▶ [Your objective]:
Go through the records and report each line in which the word "will" occurs.

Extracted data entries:
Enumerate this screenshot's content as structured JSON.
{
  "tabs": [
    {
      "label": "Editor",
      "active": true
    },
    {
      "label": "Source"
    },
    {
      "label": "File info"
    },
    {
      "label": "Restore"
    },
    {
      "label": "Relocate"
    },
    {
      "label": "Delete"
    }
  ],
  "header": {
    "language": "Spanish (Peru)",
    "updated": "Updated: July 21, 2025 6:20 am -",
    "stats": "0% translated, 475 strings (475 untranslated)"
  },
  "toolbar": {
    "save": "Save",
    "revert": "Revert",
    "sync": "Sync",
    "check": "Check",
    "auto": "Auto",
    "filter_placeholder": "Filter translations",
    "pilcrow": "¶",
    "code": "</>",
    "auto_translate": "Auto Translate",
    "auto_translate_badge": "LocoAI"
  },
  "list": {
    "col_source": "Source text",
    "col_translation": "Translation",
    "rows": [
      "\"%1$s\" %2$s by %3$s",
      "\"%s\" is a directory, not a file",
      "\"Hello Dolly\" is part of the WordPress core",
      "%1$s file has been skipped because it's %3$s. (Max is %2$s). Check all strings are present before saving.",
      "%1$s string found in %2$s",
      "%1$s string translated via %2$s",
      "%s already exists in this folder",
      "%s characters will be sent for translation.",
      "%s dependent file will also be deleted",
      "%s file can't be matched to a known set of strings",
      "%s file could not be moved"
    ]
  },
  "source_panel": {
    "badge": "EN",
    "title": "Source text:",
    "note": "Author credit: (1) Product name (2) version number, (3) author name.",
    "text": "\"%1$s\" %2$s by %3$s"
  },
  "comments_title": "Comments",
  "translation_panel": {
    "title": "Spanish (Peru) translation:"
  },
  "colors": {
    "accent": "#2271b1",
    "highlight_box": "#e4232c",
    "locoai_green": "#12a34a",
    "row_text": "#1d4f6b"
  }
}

▶ [Completed task]:
      "%s characters will be sent for translation.",
      "%s dependent file will also be deleted",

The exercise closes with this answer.